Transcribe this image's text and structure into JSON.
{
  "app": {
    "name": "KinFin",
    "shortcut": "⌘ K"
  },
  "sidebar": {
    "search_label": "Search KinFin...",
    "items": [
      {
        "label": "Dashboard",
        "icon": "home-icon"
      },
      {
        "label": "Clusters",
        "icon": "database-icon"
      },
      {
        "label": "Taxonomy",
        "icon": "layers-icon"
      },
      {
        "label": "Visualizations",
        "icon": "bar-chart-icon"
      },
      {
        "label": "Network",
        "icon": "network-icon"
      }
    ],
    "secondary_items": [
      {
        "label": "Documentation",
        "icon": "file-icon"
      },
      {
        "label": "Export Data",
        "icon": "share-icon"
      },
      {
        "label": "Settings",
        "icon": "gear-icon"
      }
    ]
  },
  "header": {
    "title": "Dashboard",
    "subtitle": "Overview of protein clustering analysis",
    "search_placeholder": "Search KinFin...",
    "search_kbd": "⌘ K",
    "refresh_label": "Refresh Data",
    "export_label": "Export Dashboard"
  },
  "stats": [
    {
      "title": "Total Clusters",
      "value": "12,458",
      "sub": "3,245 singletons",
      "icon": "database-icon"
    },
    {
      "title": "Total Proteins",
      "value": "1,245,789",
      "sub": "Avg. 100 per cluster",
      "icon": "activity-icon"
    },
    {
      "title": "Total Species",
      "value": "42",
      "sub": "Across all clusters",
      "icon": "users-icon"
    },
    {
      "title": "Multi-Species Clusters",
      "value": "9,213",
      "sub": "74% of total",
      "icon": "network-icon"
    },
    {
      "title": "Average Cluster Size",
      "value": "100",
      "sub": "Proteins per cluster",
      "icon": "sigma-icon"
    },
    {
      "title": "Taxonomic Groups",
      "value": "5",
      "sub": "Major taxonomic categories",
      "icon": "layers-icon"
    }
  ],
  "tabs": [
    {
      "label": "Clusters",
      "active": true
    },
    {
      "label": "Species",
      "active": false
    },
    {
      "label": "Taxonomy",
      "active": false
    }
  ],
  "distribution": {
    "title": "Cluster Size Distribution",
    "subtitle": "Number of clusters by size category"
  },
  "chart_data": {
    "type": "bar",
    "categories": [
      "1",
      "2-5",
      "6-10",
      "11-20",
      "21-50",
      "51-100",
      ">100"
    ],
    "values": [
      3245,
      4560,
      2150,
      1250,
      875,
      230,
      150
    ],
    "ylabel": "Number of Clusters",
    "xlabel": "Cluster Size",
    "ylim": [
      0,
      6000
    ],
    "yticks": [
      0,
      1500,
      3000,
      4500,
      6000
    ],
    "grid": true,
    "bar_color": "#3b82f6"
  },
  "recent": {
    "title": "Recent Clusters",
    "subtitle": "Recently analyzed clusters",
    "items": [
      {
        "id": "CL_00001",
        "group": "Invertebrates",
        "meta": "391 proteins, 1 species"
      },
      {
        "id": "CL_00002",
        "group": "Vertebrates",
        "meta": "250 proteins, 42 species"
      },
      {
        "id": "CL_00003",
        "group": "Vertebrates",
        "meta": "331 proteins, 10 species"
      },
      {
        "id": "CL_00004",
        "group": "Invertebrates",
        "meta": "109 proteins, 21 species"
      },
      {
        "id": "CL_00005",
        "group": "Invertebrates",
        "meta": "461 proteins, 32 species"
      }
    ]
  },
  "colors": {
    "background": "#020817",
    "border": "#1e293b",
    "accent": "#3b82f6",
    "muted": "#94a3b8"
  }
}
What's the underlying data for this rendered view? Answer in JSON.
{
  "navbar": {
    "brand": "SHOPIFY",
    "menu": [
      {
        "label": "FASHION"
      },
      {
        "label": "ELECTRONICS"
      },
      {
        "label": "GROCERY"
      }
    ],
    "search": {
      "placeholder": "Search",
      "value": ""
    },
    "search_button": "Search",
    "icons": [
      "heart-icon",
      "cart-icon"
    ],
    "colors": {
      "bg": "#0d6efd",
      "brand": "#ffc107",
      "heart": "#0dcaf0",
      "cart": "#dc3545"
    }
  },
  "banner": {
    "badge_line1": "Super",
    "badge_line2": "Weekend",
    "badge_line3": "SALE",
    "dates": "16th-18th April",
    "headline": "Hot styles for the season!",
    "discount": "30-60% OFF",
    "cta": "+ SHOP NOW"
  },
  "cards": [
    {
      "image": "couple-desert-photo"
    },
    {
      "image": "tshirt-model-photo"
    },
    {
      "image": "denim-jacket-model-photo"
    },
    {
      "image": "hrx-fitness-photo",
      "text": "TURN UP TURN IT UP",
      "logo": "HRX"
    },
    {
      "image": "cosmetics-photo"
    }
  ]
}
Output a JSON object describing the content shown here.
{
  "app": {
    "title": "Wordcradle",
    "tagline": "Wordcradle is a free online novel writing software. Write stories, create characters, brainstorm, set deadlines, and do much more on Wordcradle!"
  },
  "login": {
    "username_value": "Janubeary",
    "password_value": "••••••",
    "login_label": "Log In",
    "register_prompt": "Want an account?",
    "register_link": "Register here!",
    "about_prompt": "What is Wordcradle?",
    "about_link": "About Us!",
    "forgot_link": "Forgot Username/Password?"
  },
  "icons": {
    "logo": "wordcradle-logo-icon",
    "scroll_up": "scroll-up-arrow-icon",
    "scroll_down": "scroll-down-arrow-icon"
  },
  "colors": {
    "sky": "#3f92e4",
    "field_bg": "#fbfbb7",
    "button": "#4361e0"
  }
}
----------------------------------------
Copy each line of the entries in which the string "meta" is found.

        "meta": "391 proteins, 1 species"
        "meta": "250 proteins, 42 species"
        "meta": "331 proteins, 10 species"
        "meta": "109 proteins, 21 species"
        "meta": "461 proteins, 32 species"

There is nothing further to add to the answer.